**WHAT THE EXERCISE ASKS**
Which of the lines below include "icon"? Each one should be copied out.

(Stored items from a collection)

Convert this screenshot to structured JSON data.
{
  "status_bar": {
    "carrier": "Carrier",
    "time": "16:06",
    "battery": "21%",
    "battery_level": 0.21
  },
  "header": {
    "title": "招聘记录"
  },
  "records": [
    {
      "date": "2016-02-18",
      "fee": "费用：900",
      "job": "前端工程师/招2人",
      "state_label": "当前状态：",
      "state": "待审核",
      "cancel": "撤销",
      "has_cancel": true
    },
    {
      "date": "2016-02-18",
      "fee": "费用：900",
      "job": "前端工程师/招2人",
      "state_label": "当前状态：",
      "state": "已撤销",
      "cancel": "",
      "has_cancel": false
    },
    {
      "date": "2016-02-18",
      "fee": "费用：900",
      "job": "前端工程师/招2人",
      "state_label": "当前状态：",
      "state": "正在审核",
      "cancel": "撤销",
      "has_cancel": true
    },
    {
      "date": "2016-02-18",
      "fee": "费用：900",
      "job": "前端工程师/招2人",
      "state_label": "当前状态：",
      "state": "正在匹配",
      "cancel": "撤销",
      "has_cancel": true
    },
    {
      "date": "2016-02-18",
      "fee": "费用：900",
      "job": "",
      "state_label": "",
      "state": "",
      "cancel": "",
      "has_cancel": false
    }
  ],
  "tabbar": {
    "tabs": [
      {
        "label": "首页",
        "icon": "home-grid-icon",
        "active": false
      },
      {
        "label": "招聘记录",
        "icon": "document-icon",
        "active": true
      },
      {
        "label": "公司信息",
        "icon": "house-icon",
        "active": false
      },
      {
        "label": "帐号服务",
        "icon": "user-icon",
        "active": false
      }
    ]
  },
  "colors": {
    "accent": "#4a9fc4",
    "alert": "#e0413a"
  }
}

**EXERCISE RESPONSE**
        "icon": "home-grid-icon",
        "icon": "document-icon",
        "icon": "house-icon",
        "icon": "user-icon",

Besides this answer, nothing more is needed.